== Task data ==
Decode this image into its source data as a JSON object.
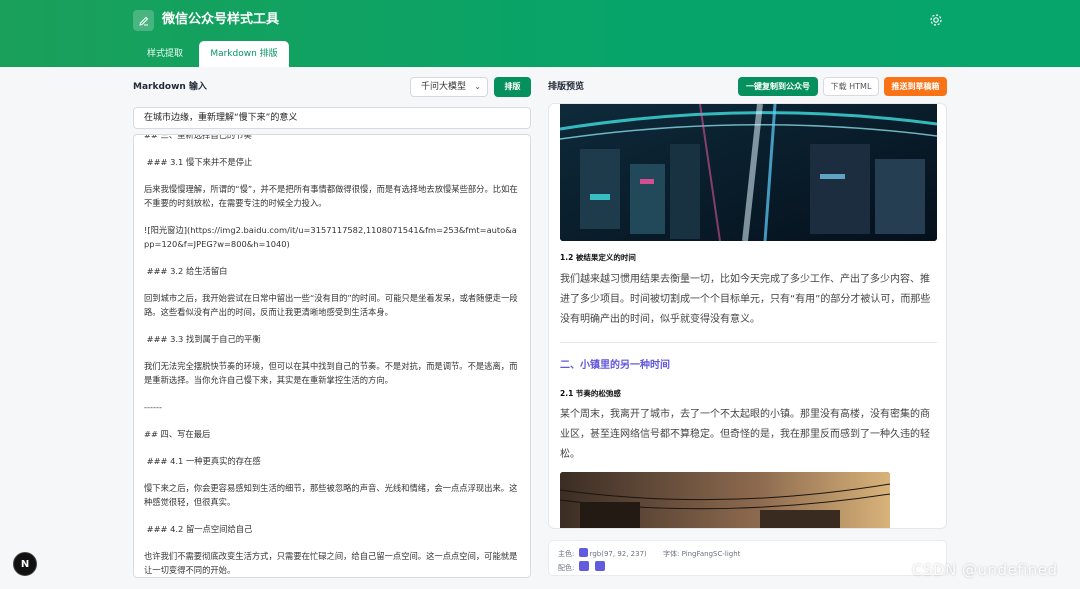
{
  "app": {
    "title": "微信公众号样式工具"
  },
  "tabs": [
    {
      "label": "样式提取",
      "active": false
    },
    {
      "label": "Markdown 排版",
      "active": true
    }
  ],
  "editor": {
    "label": "Markdown 输入",
    "model_select": "千问大模型",
    "format_button": "排版",
    "title_value": "在城市边缘，重新理解“慢下来”的意义",
    "content": "## 三、重新选择自己的节奏\n\n ### 3.1 慢下来并不是停止\n\n后来我慢慢理解，所谓的“慢”，并不是把所有事情都做得很慢，而是有选择地去放慢某些部分。比如在不重要的时刻放松，在需要专注的时候全力投入。\n\n![阳光窗边](https://img2.baidu.com/it/u=3157117582,1108071541&fm=253&fmt=auto&app=120&f=JPEG?w=800&h=1040)\n\n ### 3.2 给生活留白\n\n回到城市之后，我开始尝试在日常中留出一些“没有目的”的时间。可能只是坐着发呆，或者随便走一段路。这些看似没有产出的时间，反而让我更清晰地感受到生活本身。\n\n ### 3.3 找到属于自己的平衡\n\n我们无法完全摆脱快节奏的环境，但可以在其中找到自己的节奏。不是对抗，而是调节。不是逃离，而是重新选择。当你允许自己慢下来，其实是在重新掌控生活的方向。\n\n------\n\n## 四、写在最后\n\n ### 4.1 一种更真实的存在感\n\n慢下来之后，你会更容易感知到生活的细节，那些被忽略的声音、光线和情绪，会一点点浮现出来。这种感觉很轻，但很真实。\n\n ### 4.2 留一点空间给自己\n\n也许我们不需要彻底改变生活方式，只需要在忙碌之间，给自己留一点空间。这一点点空间，可能就是让一切变得不同的开始。"
  },
  "preview": {
    "label": "排版预览",
    "copy_button": "一键复制到公众号",
    "download_button": "下载 HTML",
    "push_button": "推送到草稿箱",
    "h3_1_2": "1.2 被结果定义的时间",
    "para_1_2": "我们越来越习惯用结果去衡量一切，比如今天完成了多少工作、产出了多少内容、推进了多少项目。时间被切割成一个个目标单元，只有“有用”的部分才被认可，而那些没有明确产出的时间，似乎就变得没有意义。",
    "h2_2": "二、小镇里的另一种时间",
    "h3_2_1": "2.1 节奏的松弛感",
    "para_2_1": "某个周末，我离开了城市，去了一个不太起眼的小镇。那里没有高楼，没有密集的商业区，甚至连网络信号都不算稳定。但奇怪的是，我在那里反而感到了一种久违的轻松。"
  },
  "footer": {
    "main_color_label": "主色:",
    "main_color_value": "rgb(97, 92, 237)",
    "font_label": "字体:",
    "font_value": "PingFangSC-light",
    "palette_label": "配色:",
    "accent_color": "#615cdf"
  },
  "fab": {
    "label": "N"
  },
  "watermark": "CSDN @undefined"
}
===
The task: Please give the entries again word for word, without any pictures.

Task response:
Decode this image into its source data as a JSON object.
{
  "app": {
    "title": "微信公众号样式工具"
  },
  "tabs": [
    {
      "label": "样式提取",
      "active": false
    },
    {
      "label": "Markdown 排版",
      "active": true
    }
  ],
  "editor": {
    "label": "Markdown 输入",
    "model_select": "千问大模型",
    "format_button": "排版",
    "title_value": "在城市边缘，重新理解“慢下来”的意义",
    "content": "## 三、重新选择自己的节奏\n\n ### 3.1 慢下来并不是停止\n\n后来我慢慢理解，所谓的“慢”，并不是把所有事情都做得很慢，而是有选择地去放慢某些部分。比如在不重要的时刻放松，在需要专注的时候全力投入。\n\n![阳光窗边](https://img2.baidu.com/it/u=3157117582,1108071541&fm=253&fmt=auto&app=120&f=JPEG?w=800&h=1040)\n\n ### 3.2 给生活留白\n\n回到城市之后，我开始尝试在日常中留出一些“没有目的”的时间。可能只是坐着发呆，或者随便走一段路。这些看似没有产出的时间，反而让我更清晰地感受到生活本身。\n\n ### 3.3 找到属于自己的平衡\n\n我们无法完全摆脱快节奏的环境，但可以在其中找到自己的节奏。不是对抗，而是调节。不是逃离，而是重新选择。当你允许自己慢下来，其实是在重新掌控生活的方向。\n\n------\n\n## 四、写在最后\n\n ### 4.1 一种更真实的存在感\n\n慢下来之后，你会更容易感知到生活的细节，那些被忽略的声音、光线和情绪，会一点点浮现出来。这种感觉很轻，但很真实。\n\n ### 4.2 留一点空间给自己\n\n也许我们不需要彻底改变生活方式，只需要在忙碌之间，给自己留一点空间。这一点点空间，可能就是让一切变得不同的开始。"
  },
  "preview": {
    "label": "排版预览",
    "copy_button": "一键复制到公众号",
    "download_button": "下载 HTML",
    "push_button": "推送到草稿箱",
    "h3_1_2": "1.2 被结果定义的时间",
    "para_1_2": "我们越来越习惯用结果去衡量一切，比如今天完成了多少工作、产出了多少内容、推进了多少项目。时间被切割成一个个目标单元，只有“有用”的部分才被认可，而那些没有明确产出的时间，似乎就变得没有意义。",
    "h2_2": "二、小镇里的另一种时间",
    "h3_2_1": "2.1 节奏的松弛感",
    "para_2_1": "某个周末，我离开了城市，去了一个不太起眼的小镇。那里没有高楼，没有密集的商业区，甚至连网络信号都不算稳定。但奇怪的是，我在那里反而感到了一种久违的轻松。"
  },
  "footer": {
    "main_color_label": "主色:",
    "main_color_value": "rgb(97, 92, 237)",
    "font_label": "字体:",
    "font_value": "PingFangSC-light",
    "palette_label": "配色:",
    "accent_color": "#615cdf"
  },
  "fab": {
    "label": "N"
  },
  "watermark": "CSDN @undefined"
}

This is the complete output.